[PROMPT] Word for word, reproduce each of the entries.

[RECORD SET]
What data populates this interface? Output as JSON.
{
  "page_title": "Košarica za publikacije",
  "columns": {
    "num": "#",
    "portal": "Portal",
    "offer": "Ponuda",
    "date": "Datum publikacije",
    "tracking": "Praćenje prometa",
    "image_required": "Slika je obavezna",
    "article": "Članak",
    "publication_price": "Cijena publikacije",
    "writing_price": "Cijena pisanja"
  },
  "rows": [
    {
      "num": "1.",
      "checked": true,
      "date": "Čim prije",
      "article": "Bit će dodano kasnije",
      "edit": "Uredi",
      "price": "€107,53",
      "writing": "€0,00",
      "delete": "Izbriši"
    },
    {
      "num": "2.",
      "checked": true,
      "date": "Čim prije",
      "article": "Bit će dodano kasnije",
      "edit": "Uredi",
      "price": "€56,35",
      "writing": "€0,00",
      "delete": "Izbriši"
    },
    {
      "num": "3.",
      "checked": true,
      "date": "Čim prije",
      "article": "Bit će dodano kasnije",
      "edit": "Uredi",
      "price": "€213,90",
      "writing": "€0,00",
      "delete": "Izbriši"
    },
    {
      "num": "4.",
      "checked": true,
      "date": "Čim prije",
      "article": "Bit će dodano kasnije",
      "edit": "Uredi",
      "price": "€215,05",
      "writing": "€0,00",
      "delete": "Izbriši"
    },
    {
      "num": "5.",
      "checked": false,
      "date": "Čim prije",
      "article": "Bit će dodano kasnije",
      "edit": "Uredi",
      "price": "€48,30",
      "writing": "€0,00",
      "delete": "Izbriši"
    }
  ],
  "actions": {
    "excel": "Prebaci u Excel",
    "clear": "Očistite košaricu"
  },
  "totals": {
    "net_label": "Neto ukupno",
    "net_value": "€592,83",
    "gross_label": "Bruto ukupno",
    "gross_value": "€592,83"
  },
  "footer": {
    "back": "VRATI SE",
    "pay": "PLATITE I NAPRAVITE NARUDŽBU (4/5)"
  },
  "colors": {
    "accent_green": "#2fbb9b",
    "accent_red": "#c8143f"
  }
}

[ANSWER FOR THIS EXERCISE]
What data populates this interface? Output as JSON.
{
  "page_title": "Košarica za publikacije",
  "columns": {
    "num": "#",
    "portal": "Portal",
    "offer": "Ponuda",
    "date": "Datum publikacije",
    "tracking": "Praćenje prometa",
    "image_required": "Slika je obavezna",
    "article": "Članak",
    "publication_price": "Cijena publikacije",
    "writing_price": "Cijena pisanja"
  },
  "rows": [
    {
      "num": "1.",
      "checked": true,
      "date": "Čim prije",
      "article": "Bit će dodano kasnije",
      "edit": "Uredi",
      "price": "€107,53",
      "writing": "€0,00",
      "delete": "Izbriši"
    },
    {
      "num": "2.",
      "checked": true,
      "date": "Čim prije",
      "article": "Bit će dodano kasnije",
      "edit": "Uredi",
      "price": "€56,35",
      "writing": "€0,00",
      "delete": "Izbriši"
    },
    {
      "num": "3.",
      "checked": true,
      "date": "Čim prije",
      "article": "Bit će dodano kasnije",
      "edit": "Uredi",
      "price": "€213,90",
      "writing": "€0,00",
      "delete": "Izbriši"
    },
    {
      "num": "4.",
      "checked": true,
      "date": "Čim prije",
      "article": "Bit će dodano kasnije",
      "edit": "Uredi",
      "price": "€215,05",
      "writing": "€0,00",
      "delete": "Izbriši"
    },
    {
      "num": "5.",
      "checked": false,
      "date": "Čim prije",
      "article": "Bit će dodano kasnije",
      "edit": "Uredi",
      "price": "€48,30",
      "writing": "€0,00",
      "delete": "Izbriši"
    }
  ],
  "actions": {
    "excel": "Prebaci u Excel",
    "clear": "Očistite košaricu"
  },
  "totals": {
    "net_label": "Neto ukupno",
    "net_value": "€592,83",
    "gross_label": "Bruto ukupno",
    "gross_value": "€592,83"
  },
  "footer": {
    "back": "VRATI SE",
    "pay": "PLATITE I NAPRAVITE NARUDŽBU (4/5)"
  },
  "colors": {
    "accent_green": "#2fbb9b",
    "accent_red": "#c8143f"
  }
}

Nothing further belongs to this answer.